* **ABOUT THIS TASK**: Pictures stay out; print the rest of the listing below exactly as it stands.

* **TASK INPUTS**:
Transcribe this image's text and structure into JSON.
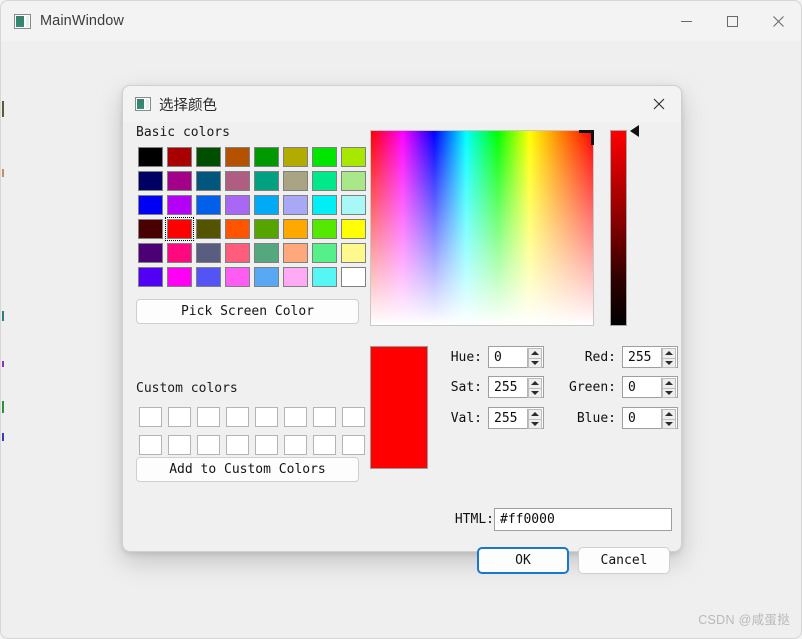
{
  "main_window": {
    "title": "MainWindow",
    "icon": "app-window-icon",
    "controls": {
      "minimize": "minimize-icon",
      "maximize": "maximize-icon",
      "close": "close-icon"
    }
  },
  "watermark": {
    "text": "CSDN @咸蛋挞"
  },
  "dialog": {
    "title": "选择颜色",
    "icon": "app-window-icon",
    "close_icon": "close-icon",
    "basic_colors": {
      "label": "Basic colors",
      "selected_index": 25,
      "swatches": [
        "#000000",
        "#a80000",
        "#004f00",
        "#b45200",
        "#009a00",
        "#b3ac00",
        "#00e600",
        "#a8e800",
        "#000064",
        "#a3008a",
        "#00567d",
        "#b05d82",
        "#00a080",
        "#a8a484",
        "#00e88a",
        "#a8e888",
        "#0000f4",
        "#b400f4",
        "#0060ea",
        "#a868f4",
        "#00aaf4",
        "#a8a8f4",
        "#00eff4",
        "#a8f8f8",
        "#480000",
        "#ff0000",
        "#545400",
        "#ff5500",
        "#55a400",
        "#ffa800",
        "#55e800",
        "#ffff00",
        "#4c0076",
        "#ff0880",
        "#595d80",
        "#ff5d7b",
        "#55a87e",
        "#ffa87e",
        "#55f089",
        "#fff88c",
        "#5100f4",
        "#ff00f4",
        "#5454f4",
        "#ff5cf4",
        "#58a8f4",
        "#ffaaf4",
        "#55f6f4",
        "#ffffff"
      ]
    },
    "pick_screen_color": "Pick Screen Color",
    "custom_colors": {
      "label": "Custom colors",
      "swatches": [
        "#ffffff",
        "#ffffff",
        "#ffffff",
        "#ffffff",
        "#ffffff",
        "#ffffff",
        "#ffffff",
        "#ffffff",
        "#ffffff",
        "#ffffff",
        "#ffffff",
        "#ffffff",
        "#ffffff",
        "#ffffff",
        "#ffffff",
        "#ffffff"
      ]
    },
    "add_to_custom_colors": "Add to Custom Colors",
    "preview_color": "#ff0000",
    "fields": {
      "hue": {
        "label": "Hue:",
        "value": "0"
      },
      "sat": {
        "label": "Sat:",
        "value": "255"
      },
      "val": {
        "label": "Val:",
        "value": "255"
      },
      "red": {
        "label": "Red:",
        "value": "255"
      },
      "green": {
        "label": "Green:",
        "value": "0"
      },
      "blue": {
        "label": "Blue:",
        "value": "0"
      },
      "html": {
        "label": "HTML:",
        "value": "#ff0000"
      }
    },
    "buttons": {
      "ok": "OK",
      "cancel": "Cancel"
    }
  },
  "colors": {
    "accent": "#1a77c9",
    "dialog_bg": "#f0f0f0",
    "window_bg": "#efefef",
    "titlebar_bg": "#f3f3f3",
    "selected": "#ff0000"
  }
}
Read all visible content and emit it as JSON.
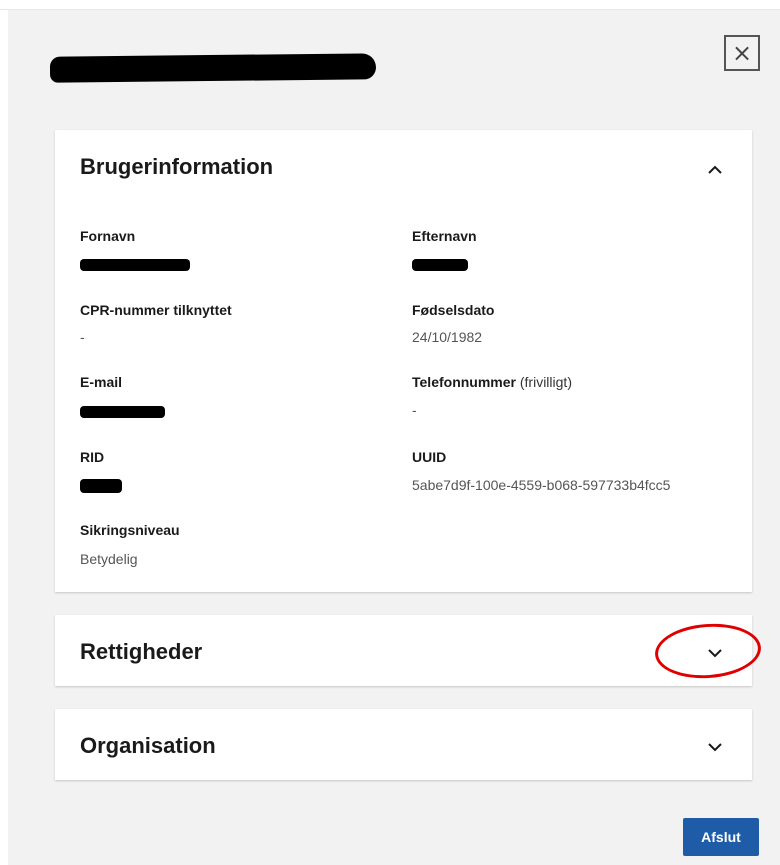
{
  "dialog": {
    "close_symbol": "×"
  },
  "brugerinformation": {
    "title": "Brugerinformation",
    "fields": {
      "fornavn": {
        "label": "Fornavn",
        "value": ""
      },
      "efternavn": {
        "label": "Efternavn",
        "value": ""
      },
      "cpr": {
        "label": "CPR-nummer tilknyttet",
        "value": "-"
      },
      "foedselsdato": {
        "label": "Fødselsdato",
        "value": "24/10/1982"
      },
      "email": {
        "label": "E-mail",
        "value": ""
      },
      "telefon": {
        "label": "Telefonnummer",
        "optional": "(frivilligt)",
        "value": "-"
      },
      "rid": {
        "label": "RID",
        "value": ""
      },
      "uuid": {
        "label": "UUID",
        "value": "5abe7d9f-100e-4559-b068-597733b4fcc5"
      },
      "sikringsniveau": {
        "label": "Sikringsniveau",
        "value": "Betydelig"
      }
    }
  },
  "rettigheder": {
    "title": "Rettigheder"
  },
  "organisation": {
    "title": "Organisation"
  },
  "footer": {
    "afslut_label": "Afslut"
  },
  "colors": {
    "primary_button": "#1f5ca8",
    "annotation_circle": "#e00000"
  },
  "icons": {
    "close": "close-icon",
    "collapse": "chevron-up-icon",
    "expand": "chevron-down-icon"
  }
}
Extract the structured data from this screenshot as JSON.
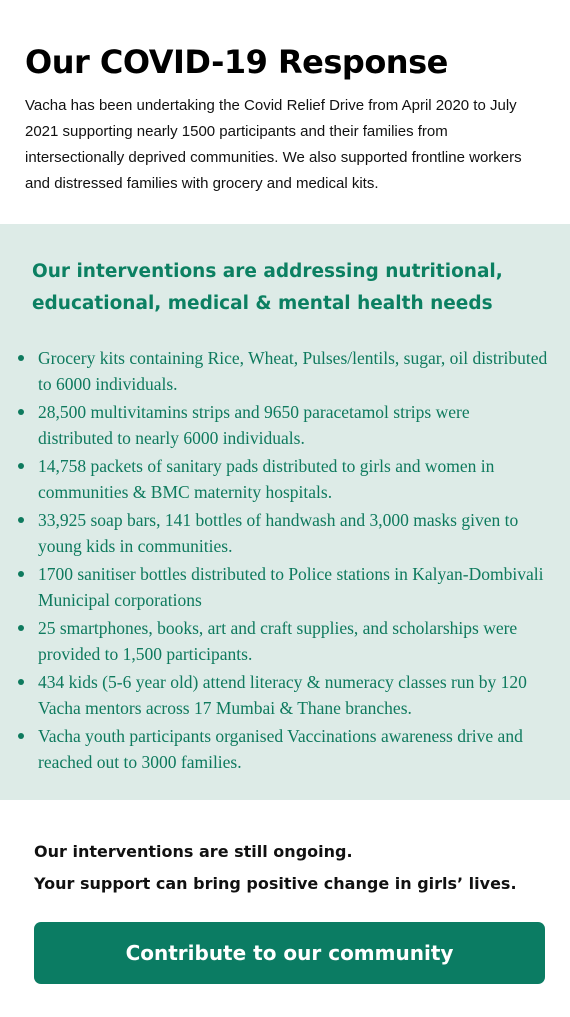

* **SOLUTION TO THIS PROBLEM**:
Transcribe this image's text and structure into JSON.
{
  "main_window": {
    "title": "MainWindow",
    "icon": "app-window-icon",
    "controls": {
      "minimize": "minimize-icon",
      "maximize": "maximize-icon",
      "close": "close-icon"
    }
  },
  "watermark": {
    "text": "CSDN @咸蛋挞"
  },
  "dialog": {
    "title": "选择颜色",
    "icon": "app-window-icon",
    "close_icon": "close-icon",
    "basic_colors": {
      "label": "Basic colors",
      "selected_index": 25,
      "swatches": [
        "#000000",
        "#a80000",
        "#004f00",
        "#b45200",
        "#009a00",
        "#b3ac00",
        "#00e600",
        "#a8e800",
        "#000064",
        "#a3008a",
        "#00567d",
        "#b05d82",
        "#00a080",
        "#a8a484",
        "#00e88a",
        "#a8e888",
        "#0000f4",
        "#b400f4",
        "#0060ea",
        "#a868f4",
        "#00aaf4",
        "#a8a8f4",
        "#00eff4",
        "#a8f8f8",
        "#480000",
        "#ff0000",
        "#545400",
        "#ff5500",
        "#55a400",
        "#ffa800",
        "#55e800",
        "#ffff00",
        "#4c0076",
        "#ff0880",
        "#595d80",
        "#ff5d7b",
        "#55a87e",
        "#ffa87e",
        "#55f089",
        "#fff88c",
        "#5100f4",
        "#ff00f4",
        "#5454f4",
        "#ff5cf4",
        "#58a8f4",
        "#ffaaf4",
        "#55f6f4",
        "#ffffff"
      ]
    },
    "pick_screen_color": "Pick Screen Color",
    "custom_colors": {
      "label": "Custom colors",
      "swatches": [
        "#ffffff",
        "#ffffff",
        "#ffffff",
        "#ffffff",
        "#ffffff",
        "#ffffff",
        "#ffffff",
        "#ffffff",
        "#ffffff",
        "#ffffff",
        "#ffffff",
        "#ffffff",
        "#ffffff",
        "#ffffff",
        "#ffffff",
        "#ffffff"
      ]
    },
    "add_to_custom_colors": "Add to Custom Colors",
    "preview_color": "#ff0000",
    "fields": {
      "hue": {
        "label": "Hue:",
        "value": "0"
      },
      "sat": {
        "label": "Sat:",
        "value": "255"
      },
      "val": {
        "label": "Val:",
        "value": "255"
      },
      "red": {
        "label": "Red:",
        "value": "255"
      },
      "green": {
        "label": "Green:",
        "value": "0"
      },
      "blue": {
        "label": "Blue:",
        "value": "0"
      },
      "html": {
        "label": "HTML:",
        "value": "#ff0000"
      }
    },
    "buttons": {
      "ok": "OK",
      "cancel": "Cancel"
    }
  },
  "colors": {
    "accent": "#1a77c9",
    "dialog_bg": "#f0f0f0",
    "window_bg": "#efefef",
    "titlebar_bg": "#f3f3f3",
    "selected": "#ff0000"
  }
}
Read all visible content and emit it as JSON.
{
  "dialog": {
    "close_symbol": "×"
  },
  "brugerinformation": {
    "title": "Brugerinformation",
    "fields": {
      "fornavn": {
        "label": "Fornavn",
        "value": ""
      },
      "efternavn": {
        "label": "Efternavn",
        "value": ""
      },
      "cpr": {
        "label": "CPR-nummer tilknyttet",
        "value": "-"
      },
      "foedselsdato": {
        "label": "Fødselsdato",
        "value": "24/10/1982"
      },
      "email": {
        "label": "E-mail",
        "value": ""
      },
      "telefon": {
        "label": "Telefonnummer",
        "optional": "(frivilligt)",
        "value": "-"
      },
      "rid": {
        "label": "RID",
        "value": ""
      },
      "uuid": {
        "label": "UUID",
        "value": "5abe7d9f-100e-4559-b068-597733b4fcc5"
      },
      "sikringsniveau": {
        "label": "Sikringsniveau",
        "value": "Betydelig"
      }
    }
  },
  "rettigheder": {
    "title": "Rettigheder"
  },
  "organisation": {
    "title": "Organisation"
  },
  "footer": {
    "afslut_label": "Afslut"
  },
  "colors": {
    "primary_button": "#1f5ca8",
    "annotation_circle": "#e00000"
  },
  "icons": {
    "close": "close-icon",
    "collapse": "chevron-up-icon",
    "expand": "chevron-down-icon"
  }
}
Extract the structured data from this screenshot as JSON.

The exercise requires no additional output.